■ **Description of the task**
Every entry that appears below is to be output exactly.

■ **Supplied records**

----------------

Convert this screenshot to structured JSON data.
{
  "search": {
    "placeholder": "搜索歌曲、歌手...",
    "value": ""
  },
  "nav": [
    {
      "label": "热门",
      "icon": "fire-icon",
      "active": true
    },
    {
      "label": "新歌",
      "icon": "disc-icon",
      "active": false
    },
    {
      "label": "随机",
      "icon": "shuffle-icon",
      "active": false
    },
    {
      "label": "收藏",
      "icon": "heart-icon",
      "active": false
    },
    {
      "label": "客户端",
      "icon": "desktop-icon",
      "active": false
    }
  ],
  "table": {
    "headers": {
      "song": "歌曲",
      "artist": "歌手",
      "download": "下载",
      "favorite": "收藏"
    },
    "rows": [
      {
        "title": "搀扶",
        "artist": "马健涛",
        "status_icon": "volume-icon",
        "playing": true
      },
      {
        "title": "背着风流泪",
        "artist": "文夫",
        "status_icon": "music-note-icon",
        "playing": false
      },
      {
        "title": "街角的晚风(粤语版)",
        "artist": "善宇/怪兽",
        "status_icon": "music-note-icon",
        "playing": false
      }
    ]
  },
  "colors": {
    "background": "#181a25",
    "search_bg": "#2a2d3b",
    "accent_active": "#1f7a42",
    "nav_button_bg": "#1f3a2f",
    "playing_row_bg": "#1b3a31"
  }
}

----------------

■ **Problem solution**
Convert this screenshot to structured JSON data.
{
  "search": {
    "placeholder": "搜索歌曲、歌手...",
    "value": ""
  },
  "nav": [
    {
      "label": "热门",
      "icon": "fire-icon",
      "active": true
    },
    {
      "label": "新歌",
      "icon": "disc-icon",
      "active": false
    },
    {
      "label": "随机",
      "icon": "shuffle-icon",
      "active": false
    },
    {
      "label": "收藏",
      "icon": "heart-icon",
      "active": false
    },
    {
      "label": "客户端",
      "icon": "desktop-icon",
      "active": false
    }
  ],
  "table": {
    "headers": {
      "song": "歌曲",
      "artist": "歌手",
      "download": "下载",
      "favorite": "收藏"
    },
    "rows": [
      {
        "title": "搀扶",
        "artist": "马健涛",
        "status_icon": "volume-icon",
        "playing": true
      },
      {
        "title": "背着风流泪",
        "artist": "文夫",
        "status_icon": "music-note-icon",
        "playing": false
      },
      {
        "title": "街角的晚风(粤语版)",
        "artist": "善宇/怪兽",
        "status_icon": "music-note-icon",
        "playing": false
      }
    ]
  },
  "colors": {
    "background": "#181a25",
    "search_bg": "#2a2d3b",
    "accent_active": "#1f7a42",
    "nav_button_bg": "#1f3a2f",
    "playing_row_bg": "#1b3a31"
  }
}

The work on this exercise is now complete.